What an absolute pleasure it was re-reading the beginning of this series, now in such a nice hardcover. I first read it by borrowing my sister's paperbacks, but when I found out they were releasing hardcovers of the series, and the first one was coming out on my birthday no less, I immediately asked my sister for it which she kindly bought for me as a present.
It's hard to properly communicate and articulate what Heartstopper means to me in a single review, so it's definitely something I'll absolutely have to cover on the podcast (Joe Talks Comics) at some point and I'm very excited for that.
I think the creator, Alice Oseman, says it really well in the author's note at the back of this book, which also highlights the points I particularly want to make sure I cover in this review:

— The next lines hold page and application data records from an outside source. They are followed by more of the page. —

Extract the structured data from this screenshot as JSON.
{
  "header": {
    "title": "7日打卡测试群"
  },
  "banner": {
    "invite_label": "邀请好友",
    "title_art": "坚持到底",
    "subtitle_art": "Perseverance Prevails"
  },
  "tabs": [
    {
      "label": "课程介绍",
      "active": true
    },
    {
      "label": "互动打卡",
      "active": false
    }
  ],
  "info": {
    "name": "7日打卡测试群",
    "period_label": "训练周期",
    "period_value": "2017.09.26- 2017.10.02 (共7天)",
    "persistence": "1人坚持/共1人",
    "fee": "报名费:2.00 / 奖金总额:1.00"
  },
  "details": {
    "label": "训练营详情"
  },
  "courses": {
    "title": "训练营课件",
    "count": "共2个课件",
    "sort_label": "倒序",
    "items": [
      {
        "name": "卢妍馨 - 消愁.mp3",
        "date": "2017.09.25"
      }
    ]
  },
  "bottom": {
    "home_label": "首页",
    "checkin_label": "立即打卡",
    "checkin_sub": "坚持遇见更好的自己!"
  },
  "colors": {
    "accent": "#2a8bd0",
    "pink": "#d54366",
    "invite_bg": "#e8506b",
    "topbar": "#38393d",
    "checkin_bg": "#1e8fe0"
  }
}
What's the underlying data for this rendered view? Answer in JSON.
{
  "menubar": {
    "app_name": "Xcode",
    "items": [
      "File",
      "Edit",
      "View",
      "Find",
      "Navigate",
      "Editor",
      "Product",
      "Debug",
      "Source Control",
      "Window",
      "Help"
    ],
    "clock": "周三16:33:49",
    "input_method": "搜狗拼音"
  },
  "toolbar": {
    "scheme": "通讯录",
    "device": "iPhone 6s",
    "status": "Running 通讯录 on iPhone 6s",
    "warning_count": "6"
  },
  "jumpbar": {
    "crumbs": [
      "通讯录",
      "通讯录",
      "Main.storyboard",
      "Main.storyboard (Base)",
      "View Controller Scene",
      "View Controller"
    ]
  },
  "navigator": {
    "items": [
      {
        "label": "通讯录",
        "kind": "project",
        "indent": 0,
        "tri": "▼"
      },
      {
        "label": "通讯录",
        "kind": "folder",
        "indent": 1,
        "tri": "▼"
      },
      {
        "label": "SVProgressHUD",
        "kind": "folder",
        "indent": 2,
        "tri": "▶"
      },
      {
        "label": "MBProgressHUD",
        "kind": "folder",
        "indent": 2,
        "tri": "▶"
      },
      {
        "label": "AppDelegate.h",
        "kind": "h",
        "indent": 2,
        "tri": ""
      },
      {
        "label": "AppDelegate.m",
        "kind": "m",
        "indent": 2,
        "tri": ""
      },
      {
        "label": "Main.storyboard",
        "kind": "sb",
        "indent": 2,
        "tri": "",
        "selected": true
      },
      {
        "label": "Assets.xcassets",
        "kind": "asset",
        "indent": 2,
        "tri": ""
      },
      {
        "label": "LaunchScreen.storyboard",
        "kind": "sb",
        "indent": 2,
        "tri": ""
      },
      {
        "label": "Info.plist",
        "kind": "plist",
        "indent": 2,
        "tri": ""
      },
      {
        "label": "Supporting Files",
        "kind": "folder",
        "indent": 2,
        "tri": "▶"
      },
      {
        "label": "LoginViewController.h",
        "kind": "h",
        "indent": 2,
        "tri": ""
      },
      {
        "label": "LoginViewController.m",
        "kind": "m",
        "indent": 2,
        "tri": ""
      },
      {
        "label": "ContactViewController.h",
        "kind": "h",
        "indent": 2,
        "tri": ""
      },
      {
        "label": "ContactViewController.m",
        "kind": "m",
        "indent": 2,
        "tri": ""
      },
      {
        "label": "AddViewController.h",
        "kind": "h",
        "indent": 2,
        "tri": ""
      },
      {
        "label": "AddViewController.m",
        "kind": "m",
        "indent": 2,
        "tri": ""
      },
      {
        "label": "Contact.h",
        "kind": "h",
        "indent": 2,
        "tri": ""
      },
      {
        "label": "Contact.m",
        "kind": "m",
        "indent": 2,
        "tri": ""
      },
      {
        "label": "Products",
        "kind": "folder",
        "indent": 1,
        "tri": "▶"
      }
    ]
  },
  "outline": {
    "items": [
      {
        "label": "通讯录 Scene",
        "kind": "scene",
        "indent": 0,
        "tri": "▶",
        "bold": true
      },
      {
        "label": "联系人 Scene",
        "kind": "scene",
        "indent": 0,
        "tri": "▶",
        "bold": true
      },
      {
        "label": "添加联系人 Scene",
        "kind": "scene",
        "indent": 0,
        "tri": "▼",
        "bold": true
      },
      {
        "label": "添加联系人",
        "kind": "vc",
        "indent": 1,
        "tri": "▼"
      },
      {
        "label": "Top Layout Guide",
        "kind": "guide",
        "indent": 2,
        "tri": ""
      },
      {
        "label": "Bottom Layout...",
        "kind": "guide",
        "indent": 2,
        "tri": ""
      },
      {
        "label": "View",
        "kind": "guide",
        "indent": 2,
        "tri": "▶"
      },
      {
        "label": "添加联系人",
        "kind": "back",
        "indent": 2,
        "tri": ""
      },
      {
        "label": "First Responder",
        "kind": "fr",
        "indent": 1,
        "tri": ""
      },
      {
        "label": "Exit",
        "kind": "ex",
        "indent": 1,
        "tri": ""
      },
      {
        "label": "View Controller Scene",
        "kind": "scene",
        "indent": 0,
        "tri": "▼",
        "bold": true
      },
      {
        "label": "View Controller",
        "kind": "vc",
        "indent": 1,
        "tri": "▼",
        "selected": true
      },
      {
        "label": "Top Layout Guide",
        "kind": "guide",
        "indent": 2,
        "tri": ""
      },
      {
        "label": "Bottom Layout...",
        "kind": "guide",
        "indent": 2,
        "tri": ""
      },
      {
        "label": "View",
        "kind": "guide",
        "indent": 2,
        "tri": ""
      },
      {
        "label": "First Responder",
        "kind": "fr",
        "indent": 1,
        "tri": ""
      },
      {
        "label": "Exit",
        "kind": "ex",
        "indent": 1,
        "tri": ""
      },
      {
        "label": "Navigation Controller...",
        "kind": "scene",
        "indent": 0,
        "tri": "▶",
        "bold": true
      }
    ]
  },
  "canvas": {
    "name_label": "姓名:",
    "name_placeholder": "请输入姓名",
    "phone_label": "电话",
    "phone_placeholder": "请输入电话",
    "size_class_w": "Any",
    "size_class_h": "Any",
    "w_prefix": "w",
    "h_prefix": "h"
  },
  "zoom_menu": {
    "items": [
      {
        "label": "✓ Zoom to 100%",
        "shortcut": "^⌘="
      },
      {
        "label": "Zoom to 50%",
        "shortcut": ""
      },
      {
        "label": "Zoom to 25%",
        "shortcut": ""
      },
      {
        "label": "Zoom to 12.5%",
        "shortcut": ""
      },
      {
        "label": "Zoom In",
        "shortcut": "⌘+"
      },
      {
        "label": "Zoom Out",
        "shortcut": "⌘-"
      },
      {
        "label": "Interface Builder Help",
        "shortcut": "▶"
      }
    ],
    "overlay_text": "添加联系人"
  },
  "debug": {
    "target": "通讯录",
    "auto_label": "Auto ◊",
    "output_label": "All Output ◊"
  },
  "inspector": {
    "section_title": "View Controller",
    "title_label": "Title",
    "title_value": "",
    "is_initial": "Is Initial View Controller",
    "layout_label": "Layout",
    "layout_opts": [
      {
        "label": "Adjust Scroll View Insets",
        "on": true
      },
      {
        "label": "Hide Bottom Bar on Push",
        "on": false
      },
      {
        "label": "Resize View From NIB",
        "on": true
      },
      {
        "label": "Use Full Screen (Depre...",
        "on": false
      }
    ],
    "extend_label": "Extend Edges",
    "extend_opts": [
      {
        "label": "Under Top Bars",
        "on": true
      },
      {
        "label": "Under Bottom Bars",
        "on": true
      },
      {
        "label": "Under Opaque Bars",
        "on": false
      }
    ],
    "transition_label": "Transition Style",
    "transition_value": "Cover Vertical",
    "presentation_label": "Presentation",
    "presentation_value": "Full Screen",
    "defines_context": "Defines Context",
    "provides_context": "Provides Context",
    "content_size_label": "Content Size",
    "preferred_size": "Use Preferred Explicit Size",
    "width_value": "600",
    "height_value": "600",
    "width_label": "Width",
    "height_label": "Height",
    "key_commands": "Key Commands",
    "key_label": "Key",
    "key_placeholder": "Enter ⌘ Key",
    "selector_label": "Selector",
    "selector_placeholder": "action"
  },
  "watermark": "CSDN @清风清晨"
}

"People come to the story for all sorts of reasons - for the realistic romance, for the LGBTQ+ rep, for the art, for the drama. But I think most of all, people have been drawn to Heartstopper because it brings them comfort.
It brings me that too."
The whole story, the characters, the relationships and dynamics, it all feels so genuine. That's not to say it's perfect, but it never feels over-dramatised or unrealistic. The romance and the representation feels real and meaningful, rather than bland and empty (looking at you Marvel and DC), and along with any conflict it just generally feels well-written in a satisfying way.
Heartstopper is a book that's not ashamed to be gay, but it's also not afraid to have that conflict. Whether that's with Charlie's backstory and... situation with Ben at the start, Nick's gradual realisations or any homophobia in general that the main characters have to face, it feels well balanced in that sense. Again that's not to say it's the most sophisticated conflict you've ever seen, but it works for the story being told.
Another one of the points covered in the above author's note is the art. Alice's facial expressions for her characters are amazing. They're so... well, expressive. She can get across so much about the characters, and their place in any given situation, with just the faces. As this was originally published as a Webtoon, it doesn't have to conform to traditional comic panel layouts. The speech bubbles often feel fluid, and how they're done adds almost as much to the reading experience and portrayal of the characters and the story as the facial expressions, arguably. Together with the various sound effects used it's so fun seeing how lettering is incorporated in a unique way to make the reading experience even more unique and entertaining.
Finally, yes, this series is so comforting. It will probably make you cry, but that's okay because it also gives you a warm hug. It's cosy, it's simultaneously heart-warmingly sweet and heart-breakingly real, and at the end of the day it's just such a treat to dive into. It's so quick to read, I feel like I could be flipping pages through a Heartstopper book for hours just reading about the exploits of Nick and Charlie, especially when the other characters get introduced later.
Highly recommend if you're looking for a new LGBTQ+ comic to get into and you haven't read it already!
If you want more of Joe's comic thoughts and reviews, you can find him on Twitter @JoeLovesComics and on the League of Comic Geeks also @JoeLovesComics.
You can also find his podcast on Twitter @JoeTalksComics, which you can listen to through Anchor, where you can find links to the podcast on Apple Podcasts, Google Podcasts and Spotify, or you can click those hyperlinks directly.